“I’m honored to serve as the President of NATOA,” said Perez of his presidency. “These are exciting times. We are in the midst of a technological revolution that is fundamentally changing the communications industry. The convergence of increased computing power and internet protocol is transforming traditional services like cable and voice into internet applications and enabling a revolution in mobile communications. As computing power and storage capacity increase, and become less expensive, the pace of change will accelerate.

“These advances have the potential to lead to increased consumer choice and better, more innovative services across a variety of platforms. However, they also present serious challenges to the interests of all local communities because the public interest benefits historically associated with traditional communications services may not survive this transformation. I look forward to working with NATOA members, other national organizations, the communications industry and the FCC to ensure that the social compact between communications providers and the communities they serve is preserved in an all IP environment.”

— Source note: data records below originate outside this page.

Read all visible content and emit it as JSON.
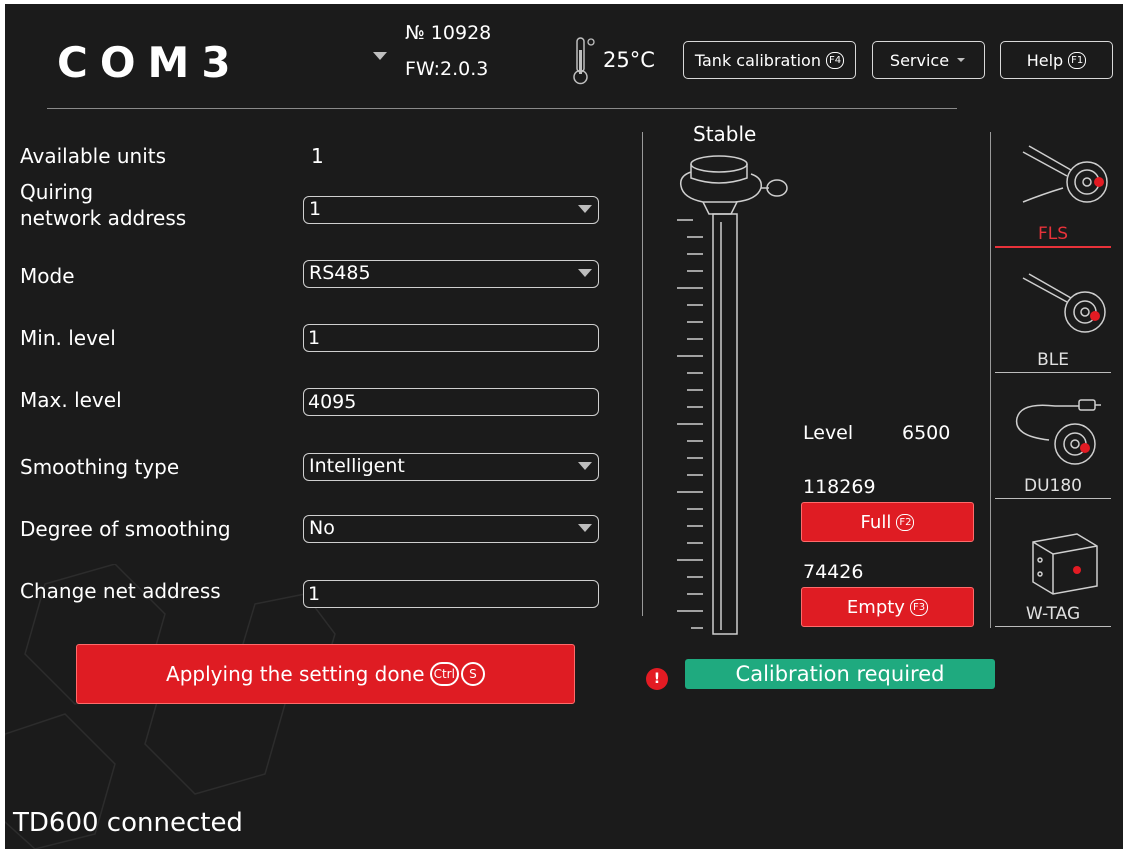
{
  "header": {
    "logo": "COM3",
    "device_number_label": "№ 10928",
    "firmware": "FW:2.0.3",
    "temperature": "25°C",
    "tank_calibration_label": "Tank calibration",
    "tank_calibration_key": "F4",
    "service_label": "Service",
    "help_label": "Help",
    "help_key": "F1"
  },
  "form": {
    "available_units_label": "Available units",
    "available_units_value": "1",
    "quiring_label_line1": "Quiring",
    "quiring_label_line2": "network address",
    "quiring_value": "1",
    "mode_label": "Mode",
    "mode_value": "RS485",
    "min_level_label": "Min. level",
    "min_level_value": "1",
    "max_level_label": "Max. level",
    "max_level_value": "4095",
    "smoothing_type_label": "Smoothing type",
    "smoothing_type_value": "Intelligent",
    "degree_label": "Degree of smoothing",
    "degree_value": "No",
    "change_net_label": "Change net address",
    "change_net_value": "1",
    "apply_label": "Applying the setting done",
    "apply_key1": "Ctrl",
    "apply_key2": "S"
  },
  "probe": {
    "stable_label": "Stable",
    "level_label": "Level",
    "level_value": "6500",
    "full_value": "118269",
    "full_label": "Full",
    "full_key": "F2",
    "empty_value": "74426",
    "empty_label": "Empty",
    "empty_key": "F3",
    "warning_symbol": "!",
    "calibration_status": "Calibration required"
  },
  "devices": [
    {
      "name": "FLS",
      "icon": "fls-sensor-icon",
      "active": true
    },
    {
      "name": "BLE",
      "icon": "ble-sensor-icon",
      "active": false
    },
    {
      "name": "DU180",
      "icon": "du180-sensor-icon",
      "active": false
    },
    {
      "name": "W-TAG",
      "icon": "wtag-sensor-icon",
      "active": false
    }
  ],
  "status_bar": {
    "text": "TD600 connected"
  },
  "colors": {
    "background": "#1b1b1b",
    "accent_red": "#df1c23",
    "status_green": "#1faa7f"
  }
}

NATOA is the leading local government professional association that advises and supports its members on the many local, state, and federal communications laws, administrative rulings, judicial decisions, and technology issues impacting the interests of local governments.

Perez has served on the NATOA board of Directors for the last four years where he co-chaired the Community Broadband and Conference Planning committees. In addition to his work with NATOA, he also serves on the Federal Communications Commission Committee for Diversity in Communications in the Digital Age (Diversity Committee). The Diversity Committee makes recommendations to the FCC regarding policies and practices that will further enhance the ability of minorities and women to participate in telecommunications and related industries.